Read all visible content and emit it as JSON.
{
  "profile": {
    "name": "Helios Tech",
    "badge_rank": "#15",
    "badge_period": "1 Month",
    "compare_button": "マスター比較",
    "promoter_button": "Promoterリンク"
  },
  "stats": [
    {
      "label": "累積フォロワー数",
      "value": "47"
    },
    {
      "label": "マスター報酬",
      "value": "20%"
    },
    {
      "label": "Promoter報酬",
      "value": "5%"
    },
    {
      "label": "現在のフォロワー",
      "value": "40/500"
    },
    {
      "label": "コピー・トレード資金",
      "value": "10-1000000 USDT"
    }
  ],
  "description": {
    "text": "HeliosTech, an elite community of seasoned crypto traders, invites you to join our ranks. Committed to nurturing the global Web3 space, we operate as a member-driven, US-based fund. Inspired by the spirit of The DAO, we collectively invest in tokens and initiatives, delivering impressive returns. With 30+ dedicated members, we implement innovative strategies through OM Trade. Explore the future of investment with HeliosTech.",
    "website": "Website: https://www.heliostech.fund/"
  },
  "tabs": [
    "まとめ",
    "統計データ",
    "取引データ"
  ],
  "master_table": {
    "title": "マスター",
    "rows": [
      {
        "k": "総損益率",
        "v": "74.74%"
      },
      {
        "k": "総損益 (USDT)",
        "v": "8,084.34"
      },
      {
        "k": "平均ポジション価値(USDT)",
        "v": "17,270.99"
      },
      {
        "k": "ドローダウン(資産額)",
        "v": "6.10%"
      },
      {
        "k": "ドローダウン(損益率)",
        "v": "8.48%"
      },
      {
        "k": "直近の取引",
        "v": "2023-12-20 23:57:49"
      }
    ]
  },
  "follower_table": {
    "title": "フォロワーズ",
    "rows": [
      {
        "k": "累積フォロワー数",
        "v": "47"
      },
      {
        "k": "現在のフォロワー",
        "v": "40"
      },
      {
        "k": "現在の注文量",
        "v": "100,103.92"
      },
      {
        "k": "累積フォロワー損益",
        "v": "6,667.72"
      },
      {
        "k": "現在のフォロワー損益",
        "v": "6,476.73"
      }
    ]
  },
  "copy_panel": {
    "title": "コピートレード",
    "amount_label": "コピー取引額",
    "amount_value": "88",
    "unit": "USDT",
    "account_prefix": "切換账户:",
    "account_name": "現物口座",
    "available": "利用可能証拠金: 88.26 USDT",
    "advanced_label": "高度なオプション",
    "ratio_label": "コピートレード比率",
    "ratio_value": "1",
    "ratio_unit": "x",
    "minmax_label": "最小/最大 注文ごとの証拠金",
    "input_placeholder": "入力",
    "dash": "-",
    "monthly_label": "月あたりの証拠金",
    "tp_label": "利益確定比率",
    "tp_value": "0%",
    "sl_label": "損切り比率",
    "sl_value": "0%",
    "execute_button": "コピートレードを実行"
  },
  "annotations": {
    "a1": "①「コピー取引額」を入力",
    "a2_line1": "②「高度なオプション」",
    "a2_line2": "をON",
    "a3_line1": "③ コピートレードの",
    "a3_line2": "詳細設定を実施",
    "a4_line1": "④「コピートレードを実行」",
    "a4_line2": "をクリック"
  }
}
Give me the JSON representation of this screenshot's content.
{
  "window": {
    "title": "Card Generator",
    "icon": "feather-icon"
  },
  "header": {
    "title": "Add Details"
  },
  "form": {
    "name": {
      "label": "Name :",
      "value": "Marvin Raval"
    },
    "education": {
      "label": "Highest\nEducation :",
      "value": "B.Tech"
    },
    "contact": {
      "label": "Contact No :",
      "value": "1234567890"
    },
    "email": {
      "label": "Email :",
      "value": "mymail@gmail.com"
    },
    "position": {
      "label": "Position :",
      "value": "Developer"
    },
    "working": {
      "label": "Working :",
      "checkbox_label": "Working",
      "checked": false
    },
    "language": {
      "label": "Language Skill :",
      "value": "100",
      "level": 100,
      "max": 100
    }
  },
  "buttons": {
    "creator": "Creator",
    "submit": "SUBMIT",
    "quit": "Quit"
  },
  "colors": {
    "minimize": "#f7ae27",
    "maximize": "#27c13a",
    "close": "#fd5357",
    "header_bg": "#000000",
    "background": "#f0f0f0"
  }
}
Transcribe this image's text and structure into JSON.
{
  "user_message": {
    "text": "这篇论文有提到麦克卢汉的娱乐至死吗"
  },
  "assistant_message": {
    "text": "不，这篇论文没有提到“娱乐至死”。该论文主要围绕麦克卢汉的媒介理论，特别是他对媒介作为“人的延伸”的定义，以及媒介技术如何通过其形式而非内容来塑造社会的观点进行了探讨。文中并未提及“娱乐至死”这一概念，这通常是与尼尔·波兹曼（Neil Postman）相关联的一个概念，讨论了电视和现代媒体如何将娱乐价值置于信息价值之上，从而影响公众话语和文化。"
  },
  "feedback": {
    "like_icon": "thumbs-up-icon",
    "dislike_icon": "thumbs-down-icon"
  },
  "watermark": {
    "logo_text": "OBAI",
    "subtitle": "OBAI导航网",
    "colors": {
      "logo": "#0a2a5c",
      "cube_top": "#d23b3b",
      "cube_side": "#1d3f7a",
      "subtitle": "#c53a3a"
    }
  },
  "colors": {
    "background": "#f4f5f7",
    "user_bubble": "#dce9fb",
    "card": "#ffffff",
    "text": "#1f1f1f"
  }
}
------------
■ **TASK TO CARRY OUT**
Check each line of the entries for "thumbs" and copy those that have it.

■ **RESULT FOR THIS EXERCISE**
    "like_icon": "thumbs-up-icon",
    "dislike_icon": "thumbs-down-icon"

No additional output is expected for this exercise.